─── Records supplied

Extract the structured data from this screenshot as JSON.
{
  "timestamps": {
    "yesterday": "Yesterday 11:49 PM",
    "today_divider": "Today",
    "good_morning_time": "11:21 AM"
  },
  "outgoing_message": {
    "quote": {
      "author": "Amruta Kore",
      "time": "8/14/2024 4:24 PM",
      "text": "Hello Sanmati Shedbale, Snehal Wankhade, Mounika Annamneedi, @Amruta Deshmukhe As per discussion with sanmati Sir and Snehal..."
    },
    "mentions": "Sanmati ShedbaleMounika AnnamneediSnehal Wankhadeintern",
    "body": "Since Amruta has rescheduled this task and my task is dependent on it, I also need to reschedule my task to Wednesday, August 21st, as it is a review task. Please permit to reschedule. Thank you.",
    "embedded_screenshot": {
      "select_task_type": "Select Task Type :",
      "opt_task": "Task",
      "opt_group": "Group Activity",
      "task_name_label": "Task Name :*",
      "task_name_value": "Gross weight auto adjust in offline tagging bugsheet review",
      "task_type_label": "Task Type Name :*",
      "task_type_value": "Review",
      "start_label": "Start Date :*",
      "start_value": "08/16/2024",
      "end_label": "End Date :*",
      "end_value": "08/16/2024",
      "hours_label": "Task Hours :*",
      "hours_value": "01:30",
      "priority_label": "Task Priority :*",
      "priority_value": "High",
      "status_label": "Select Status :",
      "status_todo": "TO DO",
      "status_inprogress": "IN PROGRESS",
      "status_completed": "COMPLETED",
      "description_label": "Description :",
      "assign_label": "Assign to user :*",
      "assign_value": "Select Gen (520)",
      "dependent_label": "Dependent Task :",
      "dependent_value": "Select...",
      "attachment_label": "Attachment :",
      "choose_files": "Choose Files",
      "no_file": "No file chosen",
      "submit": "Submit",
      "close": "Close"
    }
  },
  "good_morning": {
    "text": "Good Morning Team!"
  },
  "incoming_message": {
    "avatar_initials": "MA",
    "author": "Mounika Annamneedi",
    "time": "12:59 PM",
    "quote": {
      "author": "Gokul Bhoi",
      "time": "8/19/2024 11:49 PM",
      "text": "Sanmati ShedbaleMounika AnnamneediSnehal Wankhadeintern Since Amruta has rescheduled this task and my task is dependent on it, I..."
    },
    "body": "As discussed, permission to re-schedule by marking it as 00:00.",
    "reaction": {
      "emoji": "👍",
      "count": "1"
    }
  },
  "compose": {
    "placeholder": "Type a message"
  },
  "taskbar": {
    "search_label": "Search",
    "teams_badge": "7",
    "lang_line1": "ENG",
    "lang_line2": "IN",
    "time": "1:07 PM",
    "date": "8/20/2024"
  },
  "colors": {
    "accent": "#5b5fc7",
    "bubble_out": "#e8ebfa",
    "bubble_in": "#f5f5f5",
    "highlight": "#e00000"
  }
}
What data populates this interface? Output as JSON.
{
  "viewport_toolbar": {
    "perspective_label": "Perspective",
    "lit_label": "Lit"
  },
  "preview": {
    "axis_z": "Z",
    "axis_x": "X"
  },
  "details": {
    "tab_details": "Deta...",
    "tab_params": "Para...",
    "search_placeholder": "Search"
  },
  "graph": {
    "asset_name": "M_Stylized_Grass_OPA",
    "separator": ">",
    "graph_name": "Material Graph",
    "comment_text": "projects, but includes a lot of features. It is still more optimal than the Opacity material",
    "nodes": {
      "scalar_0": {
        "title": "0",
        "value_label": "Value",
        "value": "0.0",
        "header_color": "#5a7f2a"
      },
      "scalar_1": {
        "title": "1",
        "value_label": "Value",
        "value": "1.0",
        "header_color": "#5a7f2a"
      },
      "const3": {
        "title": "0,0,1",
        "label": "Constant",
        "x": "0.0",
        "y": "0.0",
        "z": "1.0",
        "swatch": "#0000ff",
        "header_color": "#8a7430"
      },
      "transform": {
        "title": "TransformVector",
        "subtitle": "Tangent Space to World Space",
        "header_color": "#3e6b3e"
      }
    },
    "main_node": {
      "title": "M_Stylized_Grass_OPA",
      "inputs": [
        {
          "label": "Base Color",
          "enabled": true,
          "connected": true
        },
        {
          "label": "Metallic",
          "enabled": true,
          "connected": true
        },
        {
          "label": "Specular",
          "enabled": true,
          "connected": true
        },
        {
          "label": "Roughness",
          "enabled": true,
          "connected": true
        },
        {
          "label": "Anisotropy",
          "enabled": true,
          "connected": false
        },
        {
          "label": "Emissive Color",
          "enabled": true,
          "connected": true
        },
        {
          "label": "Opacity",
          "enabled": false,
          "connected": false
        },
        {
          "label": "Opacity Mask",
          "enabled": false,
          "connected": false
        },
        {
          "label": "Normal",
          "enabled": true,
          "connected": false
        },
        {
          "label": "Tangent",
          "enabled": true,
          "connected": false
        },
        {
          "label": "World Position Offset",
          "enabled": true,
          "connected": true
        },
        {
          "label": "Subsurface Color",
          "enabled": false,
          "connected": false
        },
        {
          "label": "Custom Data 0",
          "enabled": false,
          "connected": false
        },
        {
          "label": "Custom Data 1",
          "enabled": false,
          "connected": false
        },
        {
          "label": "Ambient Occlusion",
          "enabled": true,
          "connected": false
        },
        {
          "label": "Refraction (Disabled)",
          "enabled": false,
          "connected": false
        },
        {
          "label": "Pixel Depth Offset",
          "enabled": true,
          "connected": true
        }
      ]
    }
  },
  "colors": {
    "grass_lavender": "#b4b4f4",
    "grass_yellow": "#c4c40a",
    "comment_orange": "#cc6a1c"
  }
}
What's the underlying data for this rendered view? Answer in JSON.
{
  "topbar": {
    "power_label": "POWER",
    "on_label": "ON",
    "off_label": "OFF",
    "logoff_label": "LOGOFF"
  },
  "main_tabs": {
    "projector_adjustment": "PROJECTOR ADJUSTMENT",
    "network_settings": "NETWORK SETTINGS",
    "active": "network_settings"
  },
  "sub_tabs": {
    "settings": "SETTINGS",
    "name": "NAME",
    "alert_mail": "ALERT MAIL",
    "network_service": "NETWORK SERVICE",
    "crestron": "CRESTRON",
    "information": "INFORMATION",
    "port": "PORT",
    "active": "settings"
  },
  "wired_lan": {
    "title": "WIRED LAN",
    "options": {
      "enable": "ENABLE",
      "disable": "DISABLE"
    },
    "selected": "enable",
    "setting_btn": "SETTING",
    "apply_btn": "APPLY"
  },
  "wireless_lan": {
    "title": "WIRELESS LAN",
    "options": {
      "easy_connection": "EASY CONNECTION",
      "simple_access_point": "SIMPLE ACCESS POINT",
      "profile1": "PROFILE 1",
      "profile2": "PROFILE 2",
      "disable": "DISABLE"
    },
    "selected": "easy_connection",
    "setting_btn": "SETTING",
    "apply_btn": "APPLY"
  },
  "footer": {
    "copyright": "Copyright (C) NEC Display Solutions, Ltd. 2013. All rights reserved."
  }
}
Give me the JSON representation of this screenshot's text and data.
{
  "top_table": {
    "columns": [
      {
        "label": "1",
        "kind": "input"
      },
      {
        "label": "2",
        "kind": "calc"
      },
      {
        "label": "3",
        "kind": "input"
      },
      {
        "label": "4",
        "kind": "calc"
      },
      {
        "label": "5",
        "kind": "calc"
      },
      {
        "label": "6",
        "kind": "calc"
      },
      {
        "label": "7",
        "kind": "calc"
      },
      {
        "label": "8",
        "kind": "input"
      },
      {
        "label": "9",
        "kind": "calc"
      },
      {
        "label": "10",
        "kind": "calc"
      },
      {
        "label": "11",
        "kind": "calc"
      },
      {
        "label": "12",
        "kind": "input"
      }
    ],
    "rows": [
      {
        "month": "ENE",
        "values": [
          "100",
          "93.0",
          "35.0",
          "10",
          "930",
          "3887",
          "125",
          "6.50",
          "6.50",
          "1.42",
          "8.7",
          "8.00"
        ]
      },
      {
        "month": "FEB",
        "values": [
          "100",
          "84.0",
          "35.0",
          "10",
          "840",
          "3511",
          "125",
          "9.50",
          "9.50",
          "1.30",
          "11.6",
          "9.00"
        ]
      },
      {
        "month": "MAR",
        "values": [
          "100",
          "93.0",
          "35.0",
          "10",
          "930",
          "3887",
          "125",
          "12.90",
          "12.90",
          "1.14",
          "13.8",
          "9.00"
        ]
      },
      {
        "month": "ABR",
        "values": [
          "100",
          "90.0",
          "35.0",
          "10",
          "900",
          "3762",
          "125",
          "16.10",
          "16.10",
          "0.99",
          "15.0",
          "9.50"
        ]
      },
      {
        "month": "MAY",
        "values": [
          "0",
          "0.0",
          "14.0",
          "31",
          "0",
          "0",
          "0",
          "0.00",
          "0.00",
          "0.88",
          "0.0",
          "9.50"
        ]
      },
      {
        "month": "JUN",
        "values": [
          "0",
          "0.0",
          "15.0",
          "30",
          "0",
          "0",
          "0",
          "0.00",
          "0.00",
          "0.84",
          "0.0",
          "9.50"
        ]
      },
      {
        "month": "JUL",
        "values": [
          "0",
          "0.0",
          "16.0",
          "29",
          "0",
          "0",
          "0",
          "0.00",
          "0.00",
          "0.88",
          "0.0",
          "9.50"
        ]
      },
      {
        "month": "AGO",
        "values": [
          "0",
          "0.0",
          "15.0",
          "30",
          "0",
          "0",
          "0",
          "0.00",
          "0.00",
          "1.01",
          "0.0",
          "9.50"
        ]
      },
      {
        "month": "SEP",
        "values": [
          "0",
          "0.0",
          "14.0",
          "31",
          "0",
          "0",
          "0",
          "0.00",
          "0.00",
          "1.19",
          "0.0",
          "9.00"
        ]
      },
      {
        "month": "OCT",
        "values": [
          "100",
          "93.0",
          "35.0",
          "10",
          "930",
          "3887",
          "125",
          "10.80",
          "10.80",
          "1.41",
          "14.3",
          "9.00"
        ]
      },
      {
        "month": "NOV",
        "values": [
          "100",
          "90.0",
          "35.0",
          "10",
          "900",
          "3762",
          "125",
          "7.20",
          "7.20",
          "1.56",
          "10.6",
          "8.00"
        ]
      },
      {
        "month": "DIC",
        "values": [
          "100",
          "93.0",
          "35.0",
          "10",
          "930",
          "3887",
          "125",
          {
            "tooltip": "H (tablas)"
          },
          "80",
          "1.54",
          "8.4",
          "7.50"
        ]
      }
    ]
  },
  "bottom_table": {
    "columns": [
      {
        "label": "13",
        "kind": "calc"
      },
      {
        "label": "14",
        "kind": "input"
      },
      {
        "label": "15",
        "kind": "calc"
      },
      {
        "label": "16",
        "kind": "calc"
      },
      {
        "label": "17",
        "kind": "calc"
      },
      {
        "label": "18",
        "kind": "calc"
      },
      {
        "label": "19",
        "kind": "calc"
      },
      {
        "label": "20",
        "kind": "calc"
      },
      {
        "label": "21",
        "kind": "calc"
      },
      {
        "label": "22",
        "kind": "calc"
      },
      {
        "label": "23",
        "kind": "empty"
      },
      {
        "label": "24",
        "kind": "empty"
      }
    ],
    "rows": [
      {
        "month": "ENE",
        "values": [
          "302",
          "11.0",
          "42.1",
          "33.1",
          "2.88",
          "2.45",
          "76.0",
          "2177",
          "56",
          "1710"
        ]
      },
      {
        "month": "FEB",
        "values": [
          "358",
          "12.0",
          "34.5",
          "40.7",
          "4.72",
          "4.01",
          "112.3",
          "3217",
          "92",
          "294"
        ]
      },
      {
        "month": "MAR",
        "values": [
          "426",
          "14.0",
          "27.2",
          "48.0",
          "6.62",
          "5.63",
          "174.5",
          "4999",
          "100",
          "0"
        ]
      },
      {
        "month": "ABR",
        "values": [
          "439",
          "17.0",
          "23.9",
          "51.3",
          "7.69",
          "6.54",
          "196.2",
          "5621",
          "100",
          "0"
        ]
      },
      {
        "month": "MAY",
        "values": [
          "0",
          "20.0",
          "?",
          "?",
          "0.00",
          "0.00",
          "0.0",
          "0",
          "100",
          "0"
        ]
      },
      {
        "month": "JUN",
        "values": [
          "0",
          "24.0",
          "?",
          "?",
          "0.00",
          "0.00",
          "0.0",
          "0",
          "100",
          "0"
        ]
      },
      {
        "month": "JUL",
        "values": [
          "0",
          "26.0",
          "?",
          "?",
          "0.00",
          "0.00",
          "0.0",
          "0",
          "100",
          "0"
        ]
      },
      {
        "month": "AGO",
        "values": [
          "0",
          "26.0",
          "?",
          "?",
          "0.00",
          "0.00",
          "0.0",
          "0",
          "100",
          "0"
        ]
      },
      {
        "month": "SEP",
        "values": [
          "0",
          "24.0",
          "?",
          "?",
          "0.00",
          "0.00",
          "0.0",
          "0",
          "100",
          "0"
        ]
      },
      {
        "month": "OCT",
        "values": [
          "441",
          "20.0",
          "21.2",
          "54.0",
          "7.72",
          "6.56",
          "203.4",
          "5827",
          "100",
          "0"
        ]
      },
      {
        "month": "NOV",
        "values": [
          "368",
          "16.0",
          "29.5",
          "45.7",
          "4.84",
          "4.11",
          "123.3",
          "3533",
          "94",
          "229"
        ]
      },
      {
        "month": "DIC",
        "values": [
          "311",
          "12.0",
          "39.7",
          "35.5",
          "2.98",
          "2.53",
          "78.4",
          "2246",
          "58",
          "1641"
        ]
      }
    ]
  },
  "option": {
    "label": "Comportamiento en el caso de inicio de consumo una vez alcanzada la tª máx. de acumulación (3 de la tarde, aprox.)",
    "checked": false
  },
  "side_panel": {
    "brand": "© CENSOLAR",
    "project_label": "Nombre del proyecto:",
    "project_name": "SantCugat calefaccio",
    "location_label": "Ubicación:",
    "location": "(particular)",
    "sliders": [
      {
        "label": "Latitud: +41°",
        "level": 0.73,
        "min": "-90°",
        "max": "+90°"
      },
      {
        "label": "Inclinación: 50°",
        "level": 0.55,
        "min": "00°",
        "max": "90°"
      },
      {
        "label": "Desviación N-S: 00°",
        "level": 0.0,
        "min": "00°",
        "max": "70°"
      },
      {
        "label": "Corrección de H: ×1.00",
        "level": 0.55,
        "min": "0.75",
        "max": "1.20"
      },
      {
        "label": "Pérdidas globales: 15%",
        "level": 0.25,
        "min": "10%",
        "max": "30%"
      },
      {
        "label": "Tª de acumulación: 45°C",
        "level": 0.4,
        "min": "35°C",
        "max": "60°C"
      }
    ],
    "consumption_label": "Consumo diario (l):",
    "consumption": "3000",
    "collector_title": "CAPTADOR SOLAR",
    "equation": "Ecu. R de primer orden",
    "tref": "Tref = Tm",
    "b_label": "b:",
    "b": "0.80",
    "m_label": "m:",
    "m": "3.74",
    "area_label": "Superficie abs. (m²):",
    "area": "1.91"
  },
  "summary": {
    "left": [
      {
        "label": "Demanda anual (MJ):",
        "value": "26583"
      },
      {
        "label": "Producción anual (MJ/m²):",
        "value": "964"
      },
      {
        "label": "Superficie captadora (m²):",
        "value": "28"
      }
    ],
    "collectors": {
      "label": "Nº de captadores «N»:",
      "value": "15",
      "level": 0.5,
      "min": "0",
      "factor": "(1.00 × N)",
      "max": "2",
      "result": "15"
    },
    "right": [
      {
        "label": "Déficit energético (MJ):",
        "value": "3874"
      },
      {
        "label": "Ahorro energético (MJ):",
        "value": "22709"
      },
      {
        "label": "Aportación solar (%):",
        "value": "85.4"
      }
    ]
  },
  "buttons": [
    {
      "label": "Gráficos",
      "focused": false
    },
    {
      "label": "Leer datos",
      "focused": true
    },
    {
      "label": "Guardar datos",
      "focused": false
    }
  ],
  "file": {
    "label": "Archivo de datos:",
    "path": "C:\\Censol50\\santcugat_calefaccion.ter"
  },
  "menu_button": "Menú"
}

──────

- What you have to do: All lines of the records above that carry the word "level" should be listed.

- Answer to this exercise:
        "level": 0.73,
        "level": 0.55,
        "level": 0.0,
        "level": 0.55,
        "level": 0.25,
        "level": 0.4,
      "level": 0.5,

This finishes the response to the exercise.